Not only does this claim fly in the face of free-market rules, but also basic common sense.

That hasn’t stopped Cate Street.

With no contractual right to a share of Brookfield’s revenues from power generation, Cate Street hoped to get legislation passed that would require Brookfield to give some of its revenues to Cate Street. Ultimately, that effort was unsuccessful because it would have violated the U.S. Constitution.

Undeterred by all of this, Cate Street has continued its campaign with the hope that Brookfield will yield to Cate Street’s demands to change the terms of the 10-year contract.

While Brookfield will not agree to Cate Street’s unreasonable demand to share profits, our company has been involved with Northern Maine mills for nearly 15 years. We do recognize the need to restart the mill and hire back workers, and we have offered to help.

Brookfield has continued to provide a constant and reliable supply of electricity to the mill over the past several months for which it is not being paid, and has offered to continue doing so until May.

In addition, our company has offered to provide a portion of the capital that Cate Street says it needs to restart the mill by forgiving $2.5 million of the debt that Cate Street owes to Brookfield.

In exchange, Brookfield is asking that Cate Street provide financial information about the mill and its future to ensure that a viable plan is in place. Specifically, Brookfield is asking Cate Street to disclose basic financial information: How large are its unpaid bills and outstanding tax obligations? What are the capital needs required to reopen the mills, and what sources of funds have been secured other than the Brookfield offer? How much of Cate Street’s own money will be invested to restart the mills? And how much are the management fees that Cate Street is taking off the top of Great Northern Paper?

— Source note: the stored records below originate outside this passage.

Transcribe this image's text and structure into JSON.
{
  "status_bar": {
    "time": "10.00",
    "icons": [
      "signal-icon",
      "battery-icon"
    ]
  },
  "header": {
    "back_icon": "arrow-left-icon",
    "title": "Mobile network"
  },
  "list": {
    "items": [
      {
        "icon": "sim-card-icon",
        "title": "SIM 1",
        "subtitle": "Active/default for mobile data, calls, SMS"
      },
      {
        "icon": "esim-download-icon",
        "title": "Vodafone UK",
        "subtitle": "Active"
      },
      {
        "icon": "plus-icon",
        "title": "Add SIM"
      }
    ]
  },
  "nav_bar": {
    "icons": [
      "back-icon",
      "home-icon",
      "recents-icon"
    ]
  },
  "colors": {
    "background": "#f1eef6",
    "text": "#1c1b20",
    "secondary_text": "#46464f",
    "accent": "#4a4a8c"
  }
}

Brookfield has an obligation to its shareholders to perform due diligence, and expects that the contract with Great Northern Paper be backed by a creditworthy-entity with a credible business plan.

To date, Cate Street has refused to provide the requested information. As a result, our company remains skeptical about Cate Street’s public statements and stated intentions.

Brookfield, through its actions, has demonstrated a real commitment to the state of Maine and the communities in northern Maine. Brookfield maintained the mills for nearly two years while the state found a new owner, then transferred the mills to the new owner, Cate Street, for just one dollar.

In addition, Brookfield has invested hundreds of millions of dollars in renewable energy facilities throughout the state of Maine over the past several years, providing meaningful and steady employment for hundreds of Maine people.

Brookfield is proud of its record as a responsible corporate citizen in Maine, and looks forward to a strong presence for many years to come. The important question: Is Cate Street Capital ready to do the same?